Later years[edit]

By the 1980s the lineup included the additions of Ralph Mooney from The Strangers, Johnny Gimble, Rance Wasson, Gordon Payne, Jerry Bridges, Barney Robertson and Carter Robertson.[14]

Mooney retired in 1996 and was initially replaced by Fred Newell, an established Nashville studio player, followed by Robby Turner, who Waylon first worked with as part of the Highwaymen touring band. The band backed Jennings until 1999 when he formed a short-time project, The Waymore Blues Band, which was Jennings' "hand-picked dream team." Waymore Blues Band backed him until his death.

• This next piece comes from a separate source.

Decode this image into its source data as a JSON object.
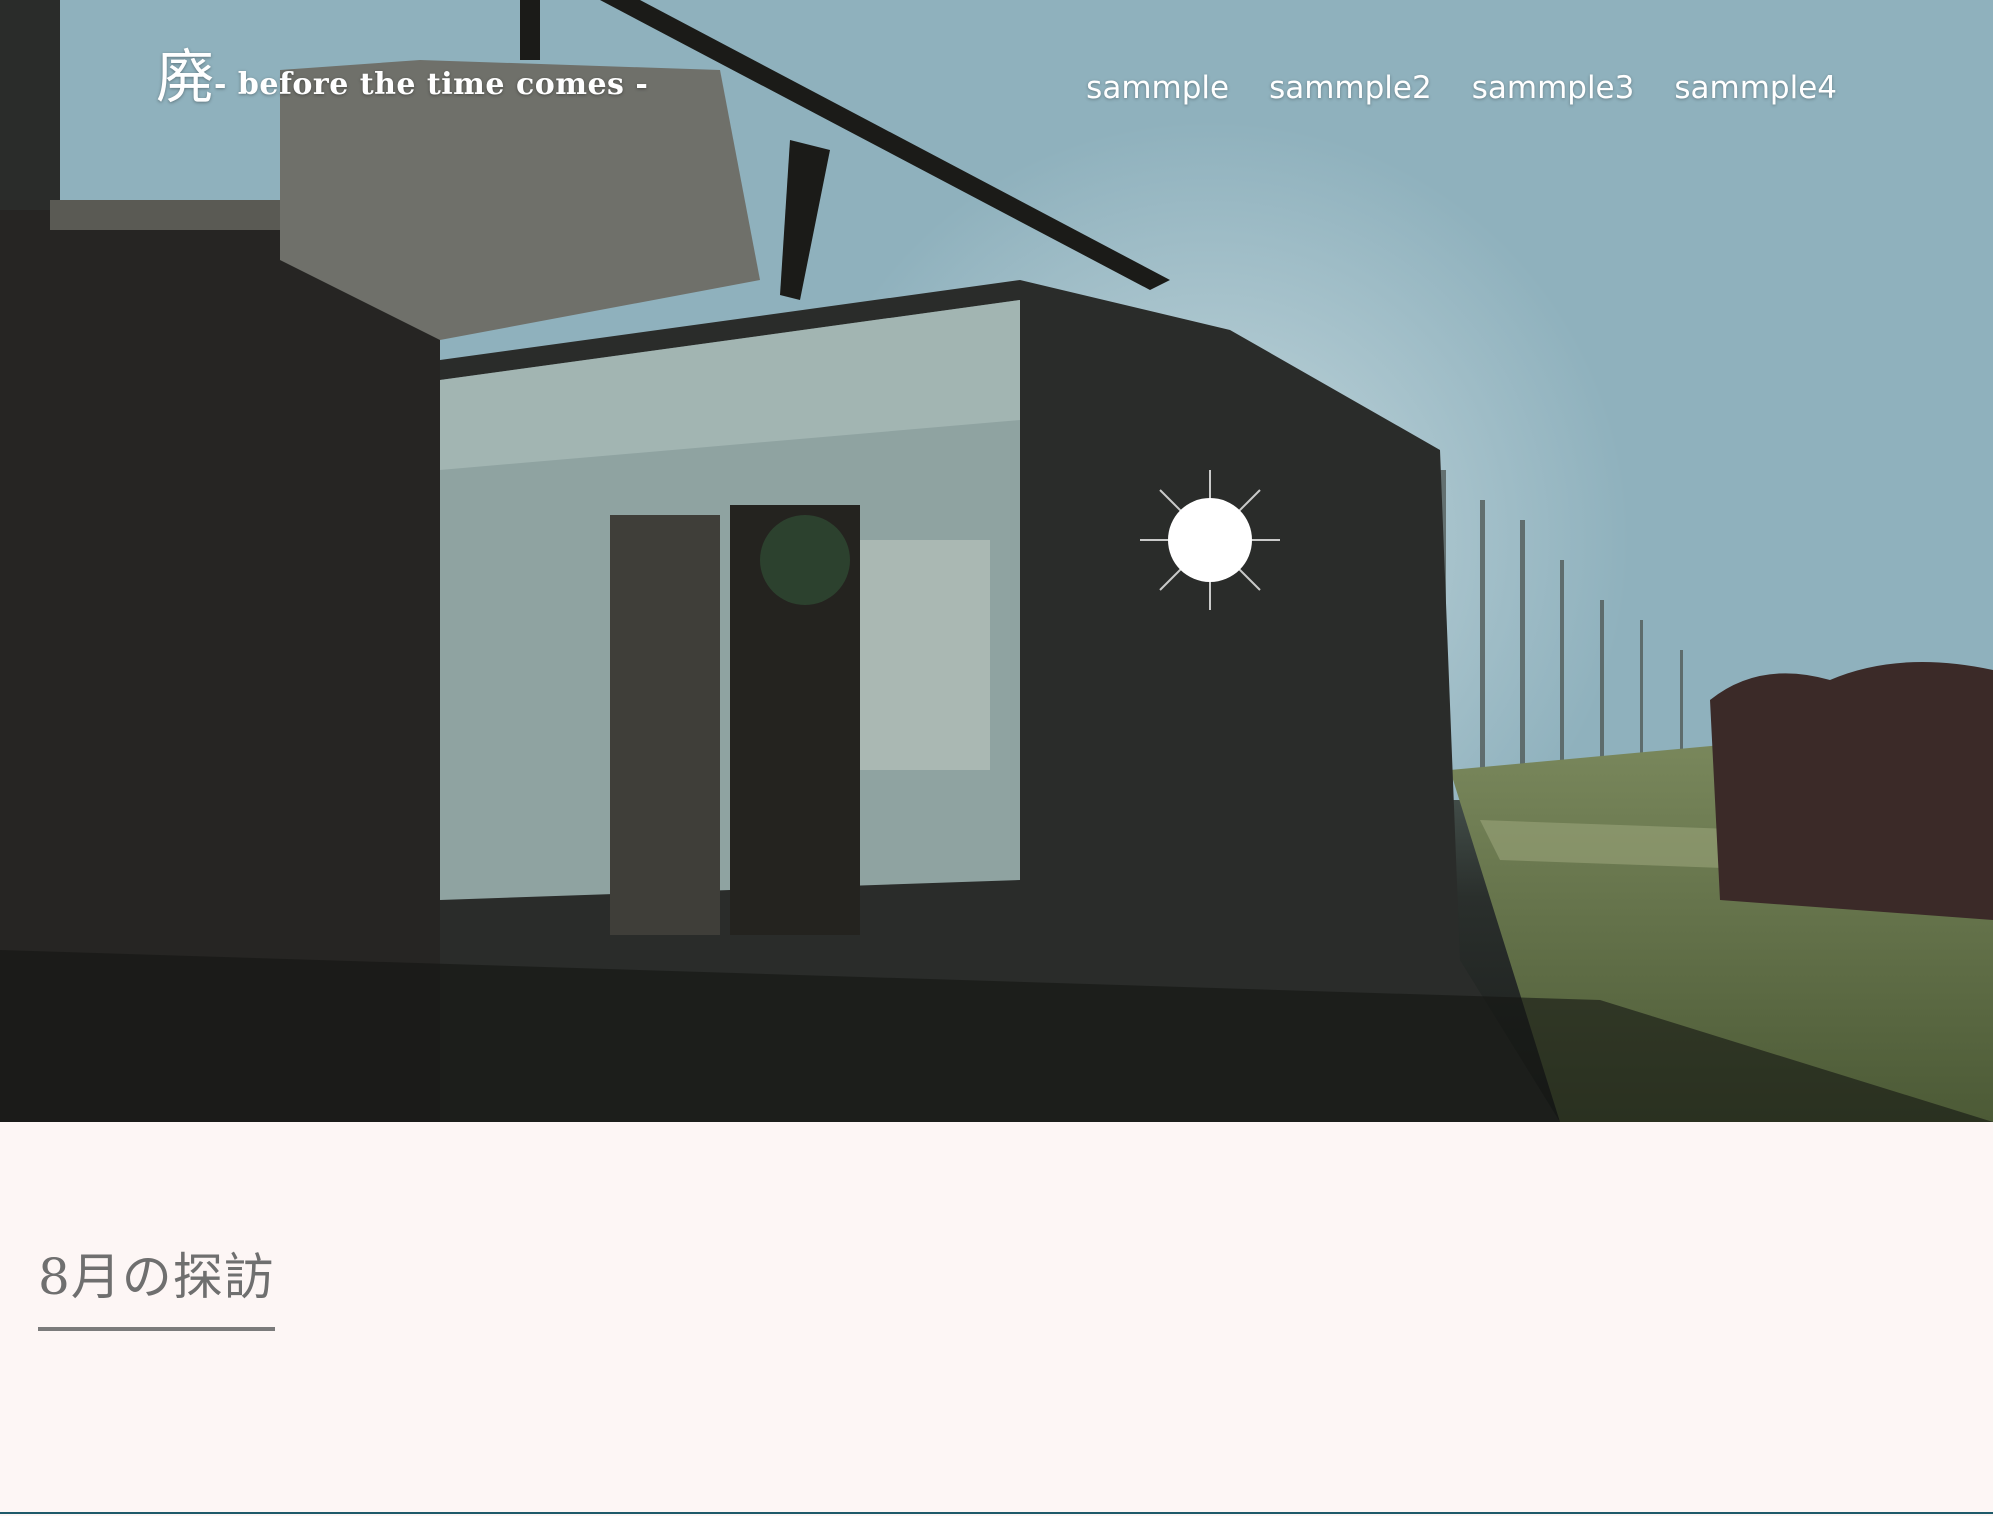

Now known as Waymore's Outlaws, the band continues today, with Tommy Townsend as lead guitar and vocalist. In 2014, the Outlaws came full circle by playing with Waylon's son and Richie Albright's namesake Waylon Albright "Shooter" Jennings for the first time on tour.[15]


  1. ^ a b Carr & Munde 1997, p. 155.
  2. ^ Texas Monthly, January 1988; p.108
  3. ^ Everitt 2004, p. 18,19.
  4. ^ Dansby, Andrew (February 14, 2002). "Waylon Jennings Dead at Sixty-four". Rolling Stone. Wenner Media LLC. Retrieved November 1, 2011.
  5. ^ a b c Carr & Munde 1997, p. 156.
  6. ^ Erlewine, Stephen Thomas. "Waylon Jennings – Biography". Allmusic. Rovi Corporation.
  7. ^ Country Music Foundation; p.53
  8. ^ Wolff 2000, p. 360.
  9. ^ Petrusich 2008, p. 105.
  10. ^ Petrusich 2008, p. 106.
  11. ^ Shaver & Reagan 2005, p. 35.
  12. ^ Reid 1976, p. 213.
  13. ^ Glaser 2011, p. 148.
  14. ^ "Talent in Action". Billboard. Nielsen Business Media, Inc. December 20, 1980.
  15. ^ Whitaker, Sterling (January 3, 2014). "Shooter Jennings Touring With Waylon's Band, Waymore's Outlaws". The Boot.


  • Carr, Joseph; Munde, Alan (1997). Prairie Nights to Neon Lights: The Story of Country Music in West Texas. Texas Tech University Press. ISBN 978-0-89672-365-8.
  • Everitt, Rich (2004). Falling Stars: Air Crashes That Filled Rock and Roll Heaven. Harbor House. ISBN 978-1-891799-04-4.
  • Glaser, Dennis (2011). Music City's Defining Decade: Stories, Stars, Songwriters & Scoundrels of the 1970s. Xlibris Corporation. ISBN 978-1-4628-5767-8.[self-published source]
  • Petrusich, Amanda (2008). It Still Moves: Lost Songs, Lost Highways, and the Search for the Next American Music. Macmillan. ISBN 978-0-86547-950-0.
  • Reid, Jan (1976). "Who Killed Redneck Rock?". Texas Monthly. Emmis Communications. 4 (12). ISSN 0148-7736.
  • Shaver, Billy Joe; Reagan, Brad (2005). Honky Tonk Hero. University of Texas Press. ISBN 978-0-292-70613-2.
  • Wolff, Kurt (2000). Duane, Orla (ed.). Country Music: The Rough Guide. Rough Guides Ltd. ISBN 978-1-85828-534-4.

External links[edit]